## TASK STATEMENT
For the records that follow, restate each one word for word and leave the images behind.

## TASK DATA
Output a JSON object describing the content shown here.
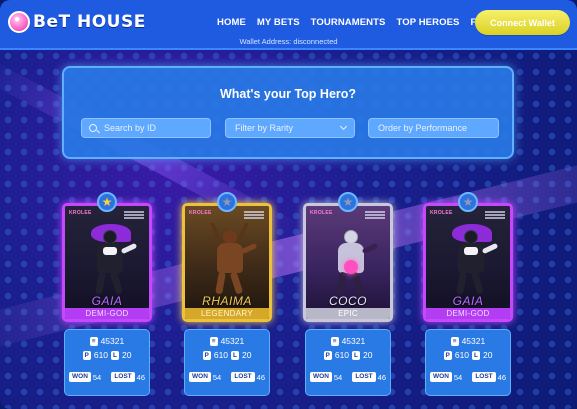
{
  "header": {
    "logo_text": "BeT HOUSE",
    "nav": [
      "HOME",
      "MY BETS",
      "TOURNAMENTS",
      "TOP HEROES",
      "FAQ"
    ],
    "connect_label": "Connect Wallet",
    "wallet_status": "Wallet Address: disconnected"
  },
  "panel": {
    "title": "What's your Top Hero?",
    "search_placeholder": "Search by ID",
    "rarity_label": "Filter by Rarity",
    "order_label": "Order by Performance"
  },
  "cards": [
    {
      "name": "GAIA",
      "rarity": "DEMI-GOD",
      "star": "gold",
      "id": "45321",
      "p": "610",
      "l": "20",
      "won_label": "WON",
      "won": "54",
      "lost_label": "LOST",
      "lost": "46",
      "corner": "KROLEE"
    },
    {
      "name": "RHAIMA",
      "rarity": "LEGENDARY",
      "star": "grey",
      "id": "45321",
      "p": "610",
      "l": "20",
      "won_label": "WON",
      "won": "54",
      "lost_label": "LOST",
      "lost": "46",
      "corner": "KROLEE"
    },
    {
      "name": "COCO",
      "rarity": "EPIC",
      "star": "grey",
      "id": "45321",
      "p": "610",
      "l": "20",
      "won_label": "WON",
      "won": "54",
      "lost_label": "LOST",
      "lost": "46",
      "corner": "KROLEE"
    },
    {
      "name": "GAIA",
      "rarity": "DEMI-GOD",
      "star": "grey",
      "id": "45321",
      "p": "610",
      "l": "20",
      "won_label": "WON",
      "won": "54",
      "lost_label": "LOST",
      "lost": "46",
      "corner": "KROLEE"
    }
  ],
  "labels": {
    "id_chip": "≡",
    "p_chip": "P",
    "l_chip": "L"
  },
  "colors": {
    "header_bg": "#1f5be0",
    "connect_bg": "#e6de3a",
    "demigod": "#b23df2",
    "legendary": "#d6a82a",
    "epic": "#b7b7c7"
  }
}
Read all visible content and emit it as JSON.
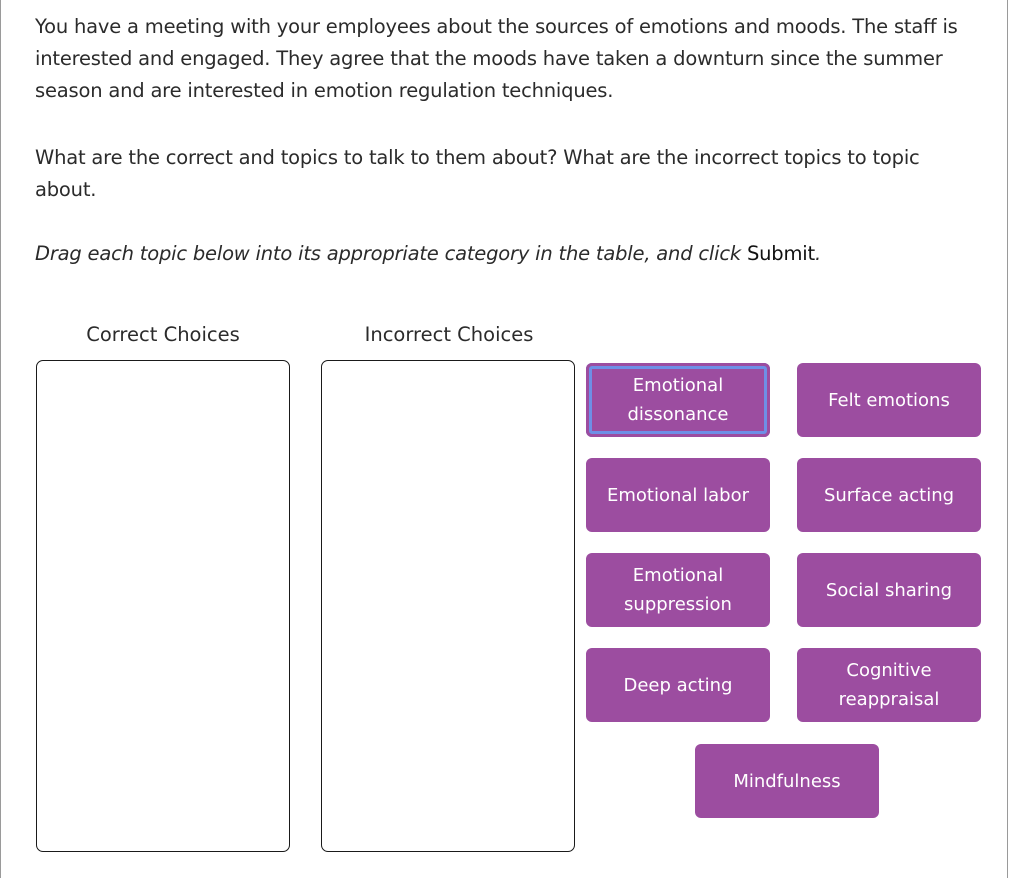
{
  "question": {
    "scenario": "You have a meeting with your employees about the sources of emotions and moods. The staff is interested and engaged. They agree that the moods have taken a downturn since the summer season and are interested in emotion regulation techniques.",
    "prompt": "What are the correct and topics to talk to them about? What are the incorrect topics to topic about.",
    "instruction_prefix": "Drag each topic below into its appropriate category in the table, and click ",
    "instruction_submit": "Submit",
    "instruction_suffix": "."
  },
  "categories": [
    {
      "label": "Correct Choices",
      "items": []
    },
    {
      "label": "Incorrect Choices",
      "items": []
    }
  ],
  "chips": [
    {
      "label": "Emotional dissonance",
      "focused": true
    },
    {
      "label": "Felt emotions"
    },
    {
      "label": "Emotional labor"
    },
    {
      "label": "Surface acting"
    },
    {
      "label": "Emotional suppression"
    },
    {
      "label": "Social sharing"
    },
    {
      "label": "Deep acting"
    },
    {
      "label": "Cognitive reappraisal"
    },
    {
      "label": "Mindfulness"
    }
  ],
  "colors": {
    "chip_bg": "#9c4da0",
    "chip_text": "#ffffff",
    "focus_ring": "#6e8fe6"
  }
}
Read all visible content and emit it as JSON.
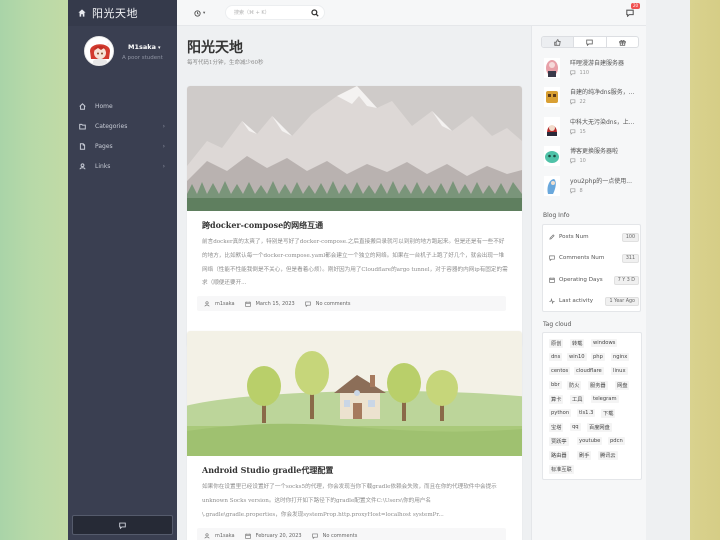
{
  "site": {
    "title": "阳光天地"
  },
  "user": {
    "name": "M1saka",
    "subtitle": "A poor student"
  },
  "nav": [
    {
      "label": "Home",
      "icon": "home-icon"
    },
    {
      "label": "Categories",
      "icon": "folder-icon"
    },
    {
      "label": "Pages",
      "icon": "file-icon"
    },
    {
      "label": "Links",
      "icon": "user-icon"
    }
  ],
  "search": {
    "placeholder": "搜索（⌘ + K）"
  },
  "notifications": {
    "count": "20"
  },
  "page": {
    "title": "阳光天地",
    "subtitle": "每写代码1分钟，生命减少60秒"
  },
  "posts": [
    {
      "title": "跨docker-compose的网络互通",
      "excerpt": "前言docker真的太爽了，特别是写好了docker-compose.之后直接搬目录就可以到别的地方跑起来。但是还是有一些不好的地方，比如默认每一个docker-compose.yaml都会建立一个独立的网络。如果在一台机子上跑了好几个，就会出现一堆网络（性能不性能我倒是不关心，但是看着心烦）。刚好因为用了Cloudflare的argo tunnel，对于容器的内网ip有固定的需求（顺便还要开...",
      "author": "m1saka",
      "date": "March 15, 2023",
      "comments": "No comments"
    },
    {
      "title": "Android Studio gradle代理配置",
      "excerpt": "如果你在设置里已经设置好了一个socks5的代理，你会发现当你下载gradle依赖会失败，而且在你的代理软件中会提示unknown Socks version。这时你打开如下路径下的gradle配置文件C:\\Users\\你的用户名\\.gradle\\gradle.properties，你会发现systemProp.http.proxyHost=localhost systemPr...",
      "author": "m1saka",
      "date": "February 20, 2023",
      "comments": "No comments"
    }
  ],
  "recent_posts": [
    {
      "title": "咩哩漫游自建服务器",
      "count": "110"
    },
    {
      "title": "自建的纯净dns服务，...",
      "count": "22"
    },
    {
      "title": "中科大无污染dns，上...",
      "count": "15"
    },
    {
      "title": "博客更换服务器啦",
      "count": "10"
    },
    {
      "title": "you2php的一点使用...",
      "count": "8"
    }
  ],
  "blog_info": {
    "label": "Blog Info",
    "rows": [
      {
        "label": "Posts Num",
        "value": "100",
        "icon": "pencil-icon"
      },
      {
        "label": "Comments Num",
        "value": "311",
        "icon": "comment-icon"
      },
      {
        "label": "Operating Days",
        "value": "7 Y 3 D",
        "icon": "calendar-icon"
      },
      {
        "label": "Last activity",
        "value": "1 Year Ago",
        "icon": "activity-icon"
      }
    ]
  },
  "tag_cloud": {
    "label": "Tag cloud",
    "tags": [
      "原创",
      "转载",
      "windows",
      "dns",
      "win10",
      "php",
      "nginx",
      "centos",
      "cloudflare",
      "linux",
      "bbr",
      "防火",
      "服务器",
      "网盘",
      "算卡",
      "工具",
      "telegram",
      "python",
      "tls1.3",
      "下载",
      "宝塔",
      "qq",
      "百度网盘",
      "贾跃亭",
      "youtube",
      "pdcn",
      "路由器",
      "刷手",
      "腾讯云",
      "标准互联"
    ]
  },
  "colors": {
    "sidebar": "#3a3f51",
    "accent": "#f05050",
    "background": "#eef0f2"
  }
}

## ANSWER TO THIS TASK
Output a JSON object describing the content shown here.
{
  "header": {
    "logo_text": "BeT HOUSE",
    "nav": [
      "HOME",
      "MY BETS",
      "TOURNAMENTS",
      "TOP HEROES",
      "FAQ"
    ],
    "connect_label": "Connect Wallet",
    "wallet_status": "Wallet Address: disconnected"
  },
  "panel": {
    "title": "What's your Top Hero?",
    "search_placeholder": "Search by ID",
    "rarity_label": "Filter by Rarity",
    "order_label": "Order by Performance"
  },
  "cards": [
    {
      "name": "GAIA",
      "rarity": "DEMI-GOD",
      "star": "gold",
      "id": "45321",
      "p": "610",
      "l": "20",
      "won_label": "WON",
      "won": "54",
      "lost_label": "LOST",
      "lost": "46",
      "corner": "KROLEE"
    },
    {
      "name": "RHAIMA",
      "rarity": "LEGENDARY",
      "star": "grey",
      "id": "45321",
      "p": "610",
      "l": "20",
      "won_label": "WON",
      "won": "54",
      "lost_label": "LOST",
      "lost": "46",
      "corner": "KROLEE"
    },
    {
      "name": "COCO",
      "rarity": "EPIC",
      "star": "grey",
      "id": "45321",
      "p": "610",
      "l": "20",
      "won_label": "WON",
      "won": "54",
      "lost_label": "LOST",
      "lost": "46",
      "corner": "KROLEE"
    },
    {
      "name": "GAIA",
      "rarity": "DEMI-GOD",
      "star": "grey",
      "id": "45321",
      "p": "610",
      "l": "20",
      "won_label": "WON",
      "won": "54",
      "lost_label": "LOST",
      "lost": "46",
      "corner": "KROLEE"
    }
  ],
  "labels": {
    "id_chip": "≡",
    "p_chip": "P",
    "l_chip": "L"
  },
  "colors": {
    "header_bg": "#1f5be0",
    "connect_bg": "#e6de3a",
    "demigod": "#b23df2",
    "legendary": "#d6a82a",
    "epic": "#b7b7c7"
  }
}
Read all visible content and emit it as JSON.
{
  "question": {
    "scenario": "You have a meeting with your employees about the sources of emotions and moods. The staff is interested and engaged. They agree that the moods have taken a downturn since the summer season and are interested in emotion regulation techniques.",
    "prompt": "What are the correct and topics to talk to them about? What are the incorrect topics to topic about.",
    "instruction_prefix": "Drag each topic below into its appropriate category in the table, and click ",
    "instruction_submit": "Submit",
    "instruction_suffix": "."
  },
  "categories": [
    {
      "label": "Correct Choices",
      "items": []
    },
    {
      "label": "Incorrect Choices",
      "items": []
    }
  ],
  "chips": [
    {
      "label": "Emotional dissonance",
      "focused": true
    },
    {
      "label": "Felt emotions"
    },
    {
      "label": "Emotional labor"
    },
    {
      "label": "Surface acting"
    },
    {
      "label": "Emotional suppression"
    },
    {
      "label": "Social sharing"
    },
    {
      "label": "Deep acting"
    },
    {
      "label": "Cognitive reappraisal"
    },
    {
      "label": "Mindfulness"
    }
  ],
  "colors": {
    "chip_bg": "#9c4da0",
    "chip_text": "#ffffff",
    "focus_ring": "#6e8fe6"
  }
}
Read all visible content and emit it as JSON.
{
  "site": {
    "title": "阳光天地"
  },
  "user": {
    "name": "M1saka",
    "subtitle": "A poor student"
  },
  "nav": [
    {
      "label": "Home",
      "icon": "home-icon"
    },
    {
      "label": "Categories",
      "icon": "folder-icon"
    },
    {
      "label": "Pages",
      "icon": "file-icon"
    },
    {
      "label": "Links",
      "icon": "user-icon"
    }
  ],
  "search": {
    "placeholder": "搜索（⌘ + K）"
  },
  "notifications": {
    "count": "20"
  },
  "page": {
    "title": "阳光天地",
    "subtitle": "每写代码1分钟，生命减少60秒"
  },
  "posts": [
    {
      "title": "跨docker-compose的网络互通",
      "excerpt": "前言docker真的太爽了，特别是写好了docker-compose.之后直接搬目录就可以到别的地方跑起来。但是还是有一些不好的地方，比如默认每一个docker-compose.yaml都会建立一个独立的网络。如果在一台机子上跑了好几个，就会出现一堆网络（性能不性能我倒是不关心，但是看着心烦）。刚好因为用了Cloudflare的argo tunnel，对于容器的内网ip有固定的需求（顺便还要开...",
      "author": "m1saka",
      "date": "March 15, 2023",
      "comments": "No comments"
    },
    {
      "title": "Android Studio gradle代理配置",
      "excerpt": "如果你在设置里已经设置好了一个socks5的代理，你会发现当你下载gradle依赖会失败，而且在你的代理软件中会提示unknown Socks version。这时你打开如下路径下的gradle配置文件C:\\Users\\你的用户名\\.gradle\\gradle.properties，你会发现systemProp.http.proxyHost=localhost systemPr...",
      "author": "m1saka",
      "date": "February 20, 2023",
      "comments": "No comments"
    }
  ],
  "recent_posts": [
    {
      "title": "咩哩漫游自建服务器",
      "count": "110"
    },
    {
      "title": "自建的纯净dns服务，...",
      "count": "22"
    },
    {
      "title": "中科大无污染dns，上...",
      "count": "15"
    },
    {
      "title": "博客更换服务器啦",
      "count": "10"
    },
    {
      "title": "you2php的一点使用...",
      "count": "8"
    }
  ],
  "blog_info": {
    "label": "Blog Info",
    "rows": [
      {
        "label": "Posts Num",
        "value": "100",
        "icon": "pencil-icon"
      },
      {
        "label": "Comments Num",
        "value": "311",
        "icon": "comment-icon"
      },
      {
        "label": "Operating Days",
        "value": "7 Y 3 D",
        "icon": "calendar-icon"
      },
      {
        "label": "Last activity",
        "value": "1 Year Ago",
        "icon": "activity-icon"
      }
    ]
  },
  "tag_cloud": {
    "label": "Tag cloud",
    "tags": [
      "原创",
      "转载",
      "windows",
      "dns",
      "win10",
      "php",
      "nginx",
      "centos",
      "cloudflare",
      "linux",
      "bbr",
      "防火",
      "服务器",
      "网盘",
      "算卡",
      "工具",
      "telegram",
      "python",
      "tls1.3",
      "下载",
      "宝塔",
      "qq",
      "百度网盘",
      "贾跃亭",
      "youtube",
      "pdcn",
      "路由器",
      "刷手",
      "腾讯云",
      "标准互联"
    ]
  },
  "colors": {
    "sidebar": "#3a3f51",
    "accent": "#f05050",
    "background": "#eef0f2"
  }
}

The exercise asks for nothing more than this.